The intricate etiquette that prevents our hacking from degenerating into mayhem is vigorously enforced by Vates, a 23-year-old history major known outside the ring as Alessandro Rizzo. He moves through the six-blow sequence of sword thrusts with the sure economy of a veteran dancer. The first maneuver, an overhand thwack to the skull, looks something like a Pete Sampras smash. The second, a low sweep at the legs, suggests an Andre Agassi backhand. The sixth, a swift thrust to the navel, is not unlike John McEnroe spearing a line judge with his racquet.
By the second session I am ready for what Vates calls "virtual killing." Points are awarded for whacking various parts of your opponent's body. The first gladiator to rack up 10 points wins. (Decapitation is worth only three). Swaggering into the armory, I spy dozens of pikes, brooms and blunt-edged metal swords stacked against the walls. What are the brooms for? I ask Vates. "Blood and severed limbs," he says.
He and I pair off for combat. Vates enters the arena bareheaded, armed with a net and a trident; I wear scaly iron armor and a helmet. The claustrophobic headgear tunnels my vision and pinches my cheeks. Already, I have the face of an old saint. We recite the frightful gladiator oath and touch swords. Then the sound of metal clanging against metal echoes in the air as sword meets trident, trident meets shield.

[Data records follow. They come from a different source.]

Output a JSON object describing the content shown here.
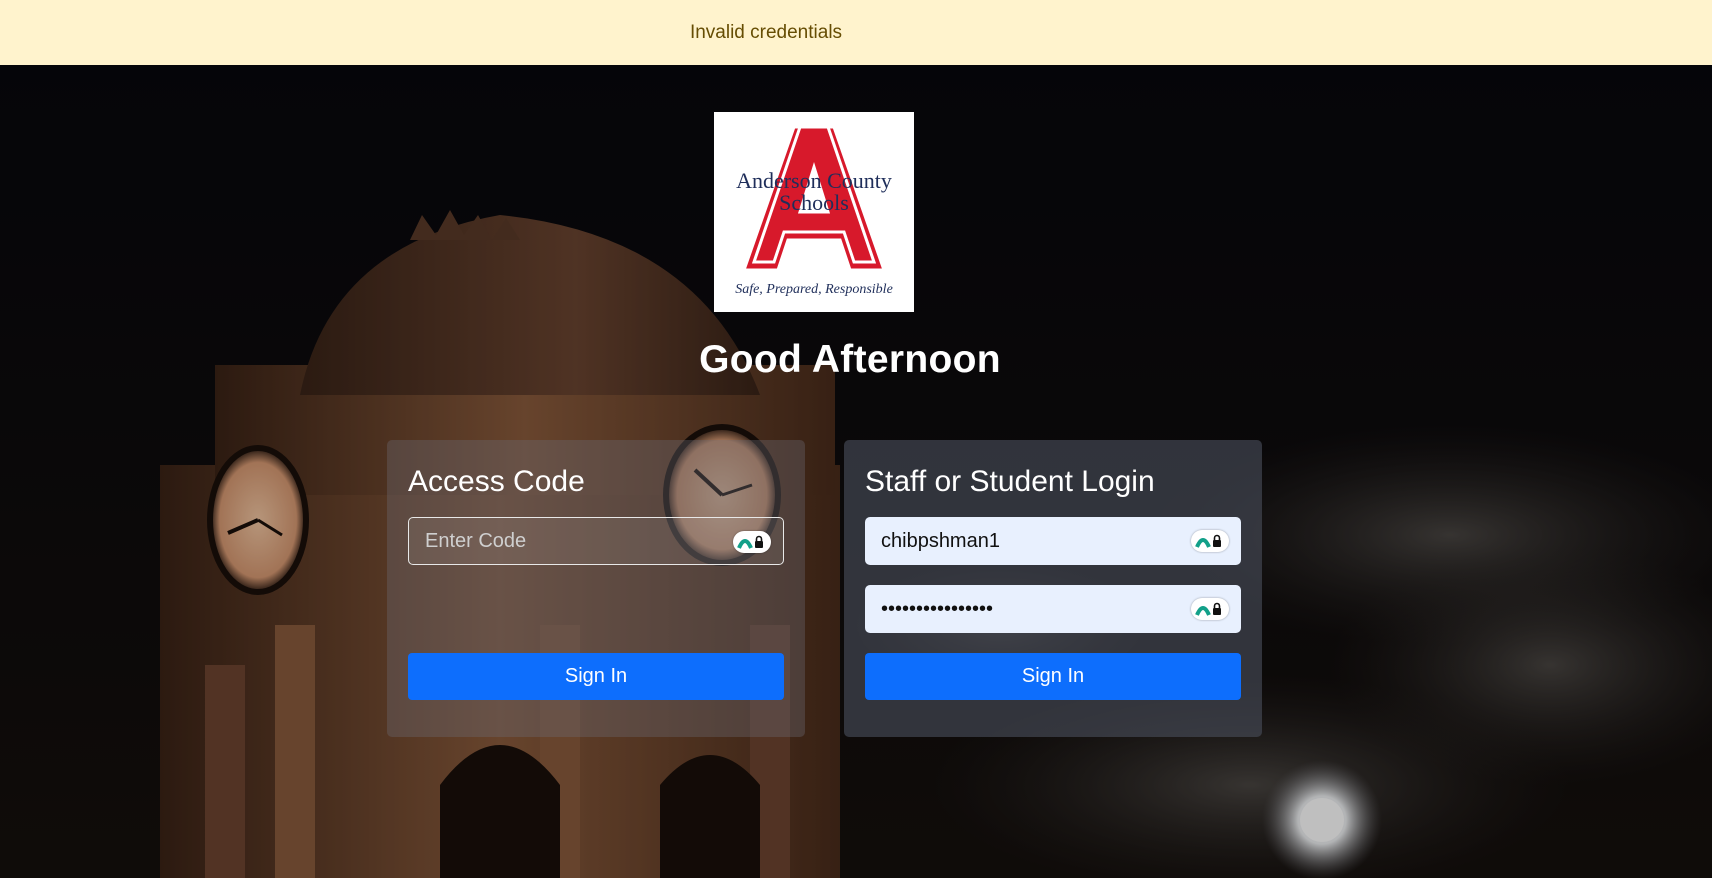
{
  "alert": {
    "message": "Invalid credentials",
    "background": "#fff3cd"
  },
  "logo": {
    "name_line1": "Anderson County",
    "name_line2": "Schools",
    "motto": "Safe, Prepared, Responsible",
    "letter": "A",
    "letter_color": "#d7192b",
    "text_color": "#1f2e5a"
  },
  "greeting": "Good Afternoon",
  "access_code_card": {
    "title": "Access Code",
    "code_placeholder": "Enter Code",
    "code_value": "",
    "password_manager_icon": "password-manager-icon",
    "sign_in_label": "Sign In"
  },
  "login_card": {
    "title": "Staff or Student Login",
    "username_value": "chibpshman1",
    "password_value": "passwordpassword",
    "password_manager_icon": "password-manager-icon",
    "sign_in_label": "Sign In"
  },
  "colors": {
    "primary_button": "#0d6efd",
    "autofill_bg": "#e8f0fe"
  }
}
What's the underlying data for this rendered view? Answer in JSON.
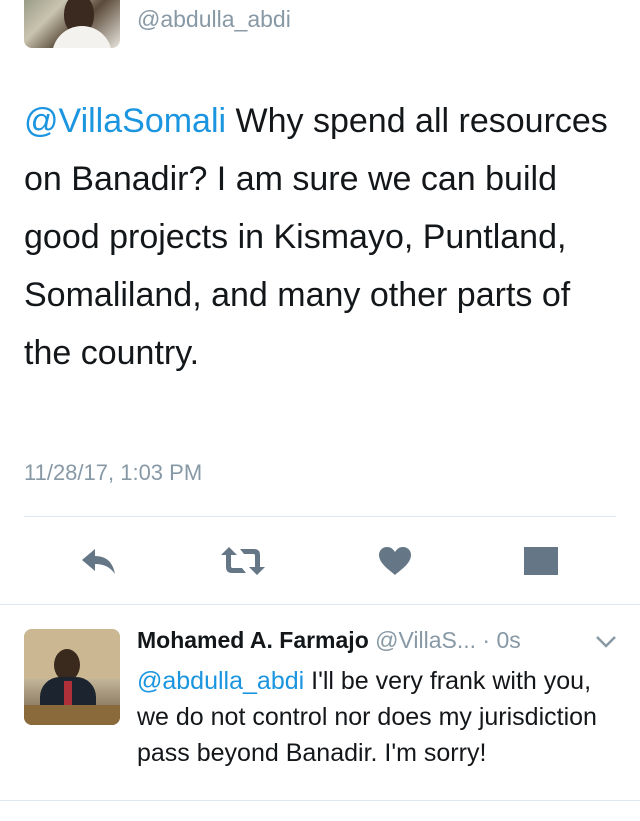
{
  "top_tweet": {
    "handle": "@abdulla_abdi",
    "mention": "@VillaSomali",
    "text": " Why spend all resources on Banadir? I am sure we can build good projects in Kismayo, Puntland, Somaliland, and many other parts of the country.",
    "timestamp": "11/28/17, 1:03 PM"
  },
  "actions": {
    "icons": [
      "reply-icon",
      "retweet-icon",
      "like-icon",
      "direct-message-icon"
    ],
    "color": "#657786"
  },
  "reply": {
    "name": "Mohamed A. Farmajo",
    "handle": "@VillaS...",
    "time": " · 0s",
    "mention": "@abdulla_abdi",
    "text": " I'll be very frank with you, we do not control nor does my jurisdiction pass beyond Banadir. I'm sorry!"
  },
  "colors": {
    "link": "#1b95e0",
    "secondary_text": "#8899a6",
    "primary_text": "#14171a",
    "divider": "#e1e8ed"
  }
}
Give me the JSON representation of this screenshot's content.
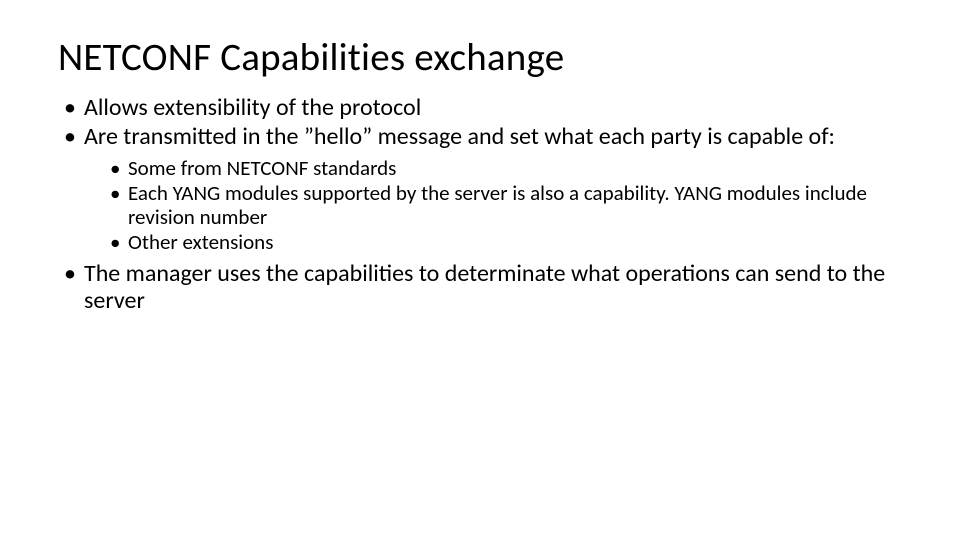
{
  "title": "NETCONF Capabilities exchange",
  "bullets": {
    "b0": "Allows extensibility of the protocol",
    "b1": "Are transmitted in the ”hello” message and set what each party is capable of:",
    "b1_sub": {
      "s0": "Some from NETCONF standards",
      "s1": "Each YANG modules supported by the server is also a capability. YANG modules include revision number",
      "s2": "Other extensions"
    },
    "b2": "The manager uses the capabilities to determinate what operations can send to the server"
  }
}
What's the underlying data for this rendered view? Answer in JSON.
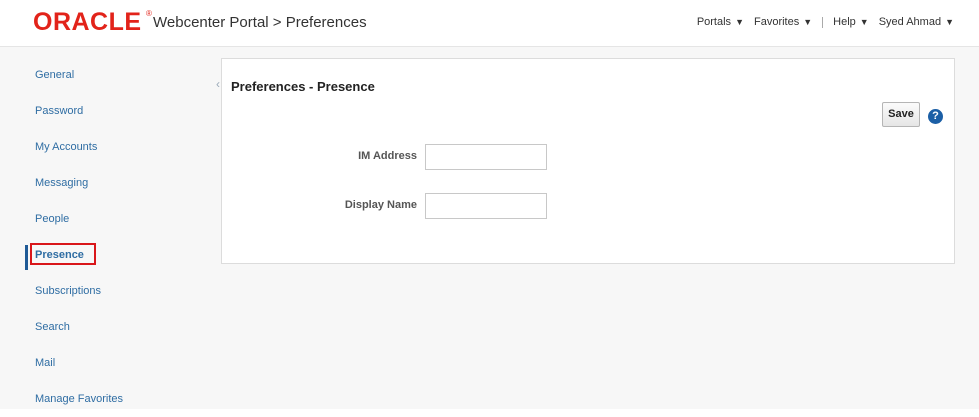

While circling each other like gun-fighters in a spaghetti western, Vates hisses, "I give you a kick on your bottom that it goes to your shoulders." Ouch! "I cut your ass in four halves." Yow!
Quickly, I launch my own Roman riposte: "At whom it touches, it does not grunt." I'm not sure what that means, but Vates seems to know—his eyes narrow and his fingers tighten on die trident as he heaves his fishnet, snags the fin on my helmet and fillets me. I flop in the cords, nicking my shield hand with my sword. I untangle myself. I lick the blood from my wound with, gladiatorial gusto. I lunge forward and take a wild swipe at Vates, leaving myself wide open. He charges. I freeze...and become an exceedingly dead gladiator. "Good gladiators try not to die," Vates says with a pained sigh. "Die, and your career is over."